▶ **Available data**

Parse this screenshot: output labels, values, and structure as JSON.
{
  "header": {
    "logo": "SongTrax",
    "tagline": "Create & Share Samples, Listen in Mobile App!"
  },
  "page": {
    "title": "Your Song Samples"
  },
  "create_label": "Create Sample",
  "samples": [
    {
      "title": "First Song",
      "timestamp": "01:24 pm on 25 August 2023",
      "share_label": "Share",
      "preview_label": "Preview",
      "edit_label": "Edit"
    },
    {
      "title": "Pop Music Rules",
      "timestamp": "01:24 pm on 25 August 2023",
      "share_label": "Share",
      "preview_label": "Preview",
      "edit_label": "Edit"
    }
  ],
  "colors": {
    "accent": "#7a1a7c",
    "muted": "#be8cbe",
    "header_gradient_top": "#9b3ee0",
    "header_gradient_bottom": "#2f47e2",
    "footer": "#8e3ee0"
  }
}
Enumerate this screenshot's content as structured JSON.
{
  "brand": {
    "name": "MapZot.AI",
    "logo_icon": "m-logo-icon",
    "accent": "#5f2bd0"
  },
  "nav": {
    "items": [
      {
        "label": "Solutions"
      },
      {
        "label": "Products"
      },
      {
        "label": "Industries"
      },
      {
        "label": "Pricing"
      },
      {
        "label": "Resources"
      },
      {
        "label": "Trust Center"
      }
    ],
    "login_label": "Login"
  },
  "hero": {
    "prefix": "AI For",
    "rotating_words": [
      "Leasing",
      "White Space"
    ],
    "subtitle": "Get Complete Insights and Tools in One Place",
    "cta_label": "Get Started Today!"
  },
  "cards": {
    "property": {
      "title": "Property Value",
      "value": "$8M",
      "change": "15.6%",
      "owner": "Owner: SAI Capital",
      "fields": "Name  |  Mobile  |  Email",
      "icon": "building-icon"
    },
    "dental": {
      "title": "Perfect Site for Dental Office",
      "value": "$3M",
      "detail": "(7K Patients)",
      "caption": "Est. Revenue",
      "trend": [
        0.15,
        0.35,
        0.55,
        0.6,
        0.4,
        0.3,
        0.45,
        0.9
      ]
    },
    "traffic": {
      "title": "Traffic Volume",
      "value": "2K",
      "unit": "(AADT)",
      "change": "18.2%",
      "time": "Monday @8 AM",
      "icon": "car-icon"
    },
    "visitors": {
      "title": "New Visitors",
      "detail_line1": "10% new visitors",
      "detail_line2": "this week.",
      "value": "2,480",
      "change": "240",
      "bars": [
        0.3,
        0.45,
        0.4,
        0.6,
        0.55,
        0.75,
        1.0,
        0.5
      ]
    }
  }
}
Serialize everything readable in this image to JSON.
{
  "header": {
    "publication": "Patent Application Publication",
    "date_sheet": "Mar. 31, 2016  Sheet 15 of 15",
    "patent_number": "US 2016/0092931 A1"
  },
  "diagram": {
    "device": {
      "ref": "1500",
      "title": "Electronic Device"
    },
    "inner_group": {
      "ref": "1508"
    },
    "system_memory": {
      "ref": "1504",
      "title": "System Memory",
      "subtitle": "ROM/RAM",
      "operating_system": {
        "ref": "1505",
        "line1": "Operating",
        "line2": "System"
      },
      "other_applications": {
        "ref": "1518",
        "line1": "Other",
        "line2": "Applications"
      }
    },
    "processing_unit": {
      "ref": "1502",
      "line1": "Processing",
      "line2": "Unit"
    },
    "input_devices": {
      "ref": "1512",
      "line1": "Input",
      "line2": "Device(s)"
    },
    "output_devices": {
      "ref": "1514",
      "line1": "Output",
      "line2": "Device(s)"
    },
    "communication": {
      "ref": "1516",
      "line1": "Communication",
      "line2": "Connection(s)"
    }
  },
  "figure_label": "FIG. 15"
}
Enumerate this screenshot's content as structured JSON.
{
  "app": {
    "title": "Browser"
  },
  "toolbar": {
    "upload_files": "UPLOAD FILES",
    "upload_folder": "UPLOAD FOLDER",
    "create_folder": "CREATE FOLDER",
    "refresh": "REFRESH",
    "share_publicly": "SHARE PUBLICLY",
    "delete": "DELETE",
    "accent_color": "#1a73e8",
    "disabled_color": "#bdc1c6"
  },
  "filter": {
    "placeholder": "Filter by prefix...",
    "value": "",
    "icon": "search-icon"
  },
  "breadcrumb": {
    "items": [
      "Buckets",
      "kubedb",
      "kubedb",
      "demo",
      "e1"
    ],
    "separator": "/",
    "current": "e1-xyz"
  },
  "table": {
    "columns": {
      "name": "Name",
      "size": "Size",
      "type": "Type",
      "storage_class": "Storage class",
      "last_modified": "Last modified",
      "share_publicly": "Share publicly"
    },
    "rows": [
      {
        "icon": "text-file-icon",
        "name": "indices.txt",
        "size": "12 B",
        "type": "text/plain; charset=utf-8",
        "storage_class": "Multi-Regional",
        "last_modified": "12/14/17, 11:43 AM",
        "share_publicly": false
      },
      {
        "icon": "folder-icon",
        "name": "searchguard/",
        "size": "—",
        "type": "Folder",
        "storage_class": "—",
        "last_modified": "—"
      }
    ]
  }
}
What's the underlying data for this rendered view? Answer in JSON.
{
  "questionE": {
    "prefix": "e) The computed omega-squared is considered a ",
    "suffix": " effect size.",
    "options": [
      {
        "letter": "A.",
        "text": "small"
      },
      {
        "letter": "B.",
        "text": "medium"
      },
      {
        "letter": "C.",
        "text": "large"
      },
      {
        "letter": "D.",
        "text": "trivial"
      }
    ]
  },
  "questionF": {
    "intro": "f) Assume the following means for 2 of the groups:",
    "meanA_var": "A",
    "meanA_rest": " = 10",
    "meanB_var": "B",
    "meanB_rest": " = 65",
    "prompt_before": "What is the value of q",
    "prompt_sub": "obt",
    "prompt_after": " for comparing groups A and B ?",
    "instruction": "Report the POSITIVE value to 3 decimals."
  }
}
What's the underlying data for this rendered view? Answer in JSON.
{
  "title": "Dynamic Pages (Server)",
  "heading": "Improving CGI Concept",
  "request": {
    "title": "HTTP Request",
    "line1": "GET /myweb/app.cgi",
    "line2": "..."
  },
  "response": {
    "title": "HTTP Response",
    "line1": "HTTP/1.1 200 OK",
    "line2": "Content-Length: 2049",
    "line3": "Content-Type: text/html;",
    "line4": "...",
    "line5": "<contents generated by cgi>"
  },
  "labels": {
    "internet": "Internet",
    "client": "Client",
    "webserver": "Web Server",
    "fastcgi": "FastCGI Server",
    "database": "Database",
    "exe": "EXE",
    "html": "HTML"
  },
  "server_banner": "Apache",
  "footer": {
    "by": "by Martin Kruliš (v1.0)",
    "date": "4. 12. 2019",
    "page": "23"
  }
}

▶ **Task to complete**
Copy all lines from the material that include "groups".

▶ **Result**
    "intro": "f) Assume the following means for 2 of the groups:",
    "prompt_after": " for comparing groups A and B ?",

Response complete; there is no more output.